“As soon as he holed out on 17, the late, great Bob Rosburg said, ‘Curtis, there’s no way this guy is going to take driver here, right?’” And that was the first seed of the calamity being planted for me and for us. Now the fun begins from there.”
The 18th hole
But van de Velde did hit driver, and. . .
"People forget, he missed so bad with his tee shot, he drove it into the 17th fairway. But he gets lucky. Then, in some ways, his play on his second shot was safe, because he thought he could clear the burn. Obviously, the prudent play is to layup short, but his feeling was, I’m hitting it OK and if I hit it over the burn, I’ll be fine."
“There should be a 'Sports Science' shot on that ball hitting the railing like that. The probability of what happened is so out of this world. If you took a bucket of balls for a week, there’s almost no way, you get the bounce he got. Almost anything else happens, he’s fine. He got one of the worst breaks imaginable."
"I’m not the biggest believer in the golf gods – but that’s the golf gods. The fact that that ball hit that spot.
It's in the burn! When Tirico blurted that out after van de Velde's third shot, he was as stunned as anyone. What were his thoughts on how to handle such a dramatic turn of events?
"It was time for Curtis and Rossy, guys who have won majors and lived through this, to express their shock. They could see he wasn’t making clear decisions at this point. There’s no way he should have even thought about hitting that shot out of the burn."
At one point, Strange said it was “the most stupid thing he’s ever seen.” Did Tirico agree?

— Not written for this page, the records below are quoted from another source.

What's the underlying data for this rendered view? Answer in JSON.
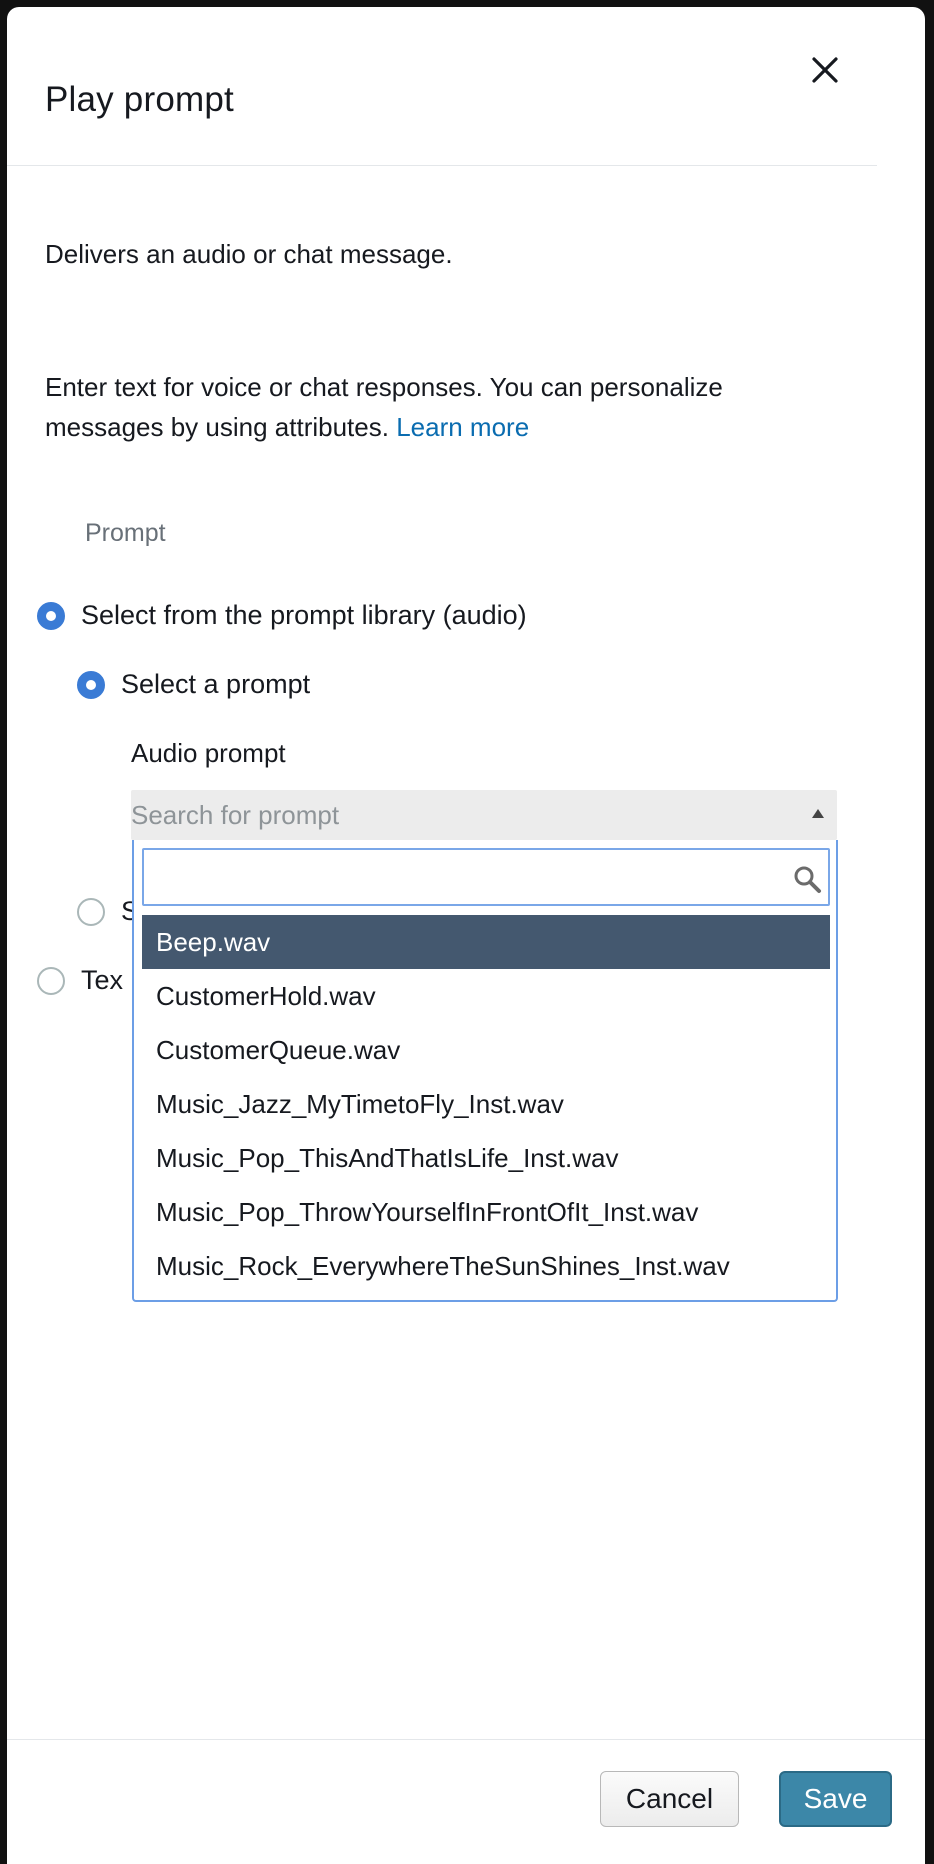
{
  "dialog": {
    "title": "Play prompt",
    "description": "Delivers an audio or chat message.",
    "help_text": "Enter text for voice or chat responses. You can personalize messages by using attributes.",
    "learn_more_label": "Learn more",
    "close_icon": "close-icon"
  },
  "prompt_section": {
    "label": "Prompt",
    "options": [
      {
        "label": "Select from the prompt library (audio)",
        "checked": true
      },
      {
        "label": "Select a prompt",
        "checked": true
      },
      {
        "label": "S",
        "checked": false
      },
      {
        "label": "Tex",
        "checked": false
      }
    ],
    "audio_prompt": {
      "label": "Audio prompt",
      "placeholder": "Search for prompt",
      "search_value": "",
      "search_icon": "search-icon",
      "items": [
        "Beep.wav",
        "CustomerHold.wav",
        "CustomerQueue.wav",
        "Music_Jazz_MyTimetoFly_Inst.wav",
        "Music_Pop_ThisAndThatIsLife_Inst.wav",
        "Music_Pop_ThrowYourselfInFrontOfIt_Inst.wav",
        "Music_Rock_EverywhereTheSunShines_Inst.wav"
      ],
      "highlighted_index": 0
    }
  },
  "footer": {
    "cancel_label": "Cancel",
    "save_label": "Save"
  },
  "colors": {
    "link": "#0a6cb0",
    "radio_selected": "#3a7bd5",
    "highlight_row": "#44586f",
    "save_button": "#3c87a8"
  }
}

"Of course! He said what everyone else was thinking."
There's no cheering from the press box, but. . .
"If you go back and listen, you’ll hear I said, ‘You don’t root for or against anyone, but somehow, somewhere in you, you have to hope this goes in.’ And that was just an honest reaction. He had become the center of this circus and you just wanted to see him have a shot in the playoff."
"Sports are cool to me because individuals know what comes with success and they also know what comes with failure. And these men and women put themselves back in that position after they fail. And that’s really hard to do. Your watching a guy have the worst moment of his professional life in front of the golf world. I just wanted to see him have another chance in that playoff. Considering that pressure, that was a helluva a putt he made."
"I've always meant to ask him about this after, but I think van de Velde went up to the hotel and changed his pants. He definitely went up to the hotel and delayed the playoff. It was pretty dark and Justin Leonard and Paul Lawrie were waiting, our on-course people were waiting and everyone was out there freezing. They waited for a long time for the playoff to start. It was so odd that you couldn’t script it and say ‘OK, this is plausible that these events could take place in this order.’”
"It’s all the way up there for me as the most unique moment I’ve been a part of on the air. The late Jim McKay was with us as a host and he has seen everything in sports. After 18 ended, we took a break -- it had to be half an hour from 17 to after 18 -- he leaned in and said, 'I don’t know if you’re ever going to see something like that again in your career, but you did a good job.' That sticks with me and I get chills thinking about it because that’s the guy I grew up watching. So I don’t care what anybody else says, if it was good enough for Jim McKay, it’s good enough for me."
As for van de Velde, he never seriously contended in a major again. A series of injuries curtailed his career and he won one more time at the 2006 Madeira Island Open to give him a second European Tour title. He retired from that tour in 2011 and has been running the French Open since. Now 50, he's decided to dabble in some senior events.
"Ever since I retired you feel like you kind of miss the adrenaline of competing," van de Velde said before his PGA Tour Champions debut, "and I have to say that's not something that goes away that easily."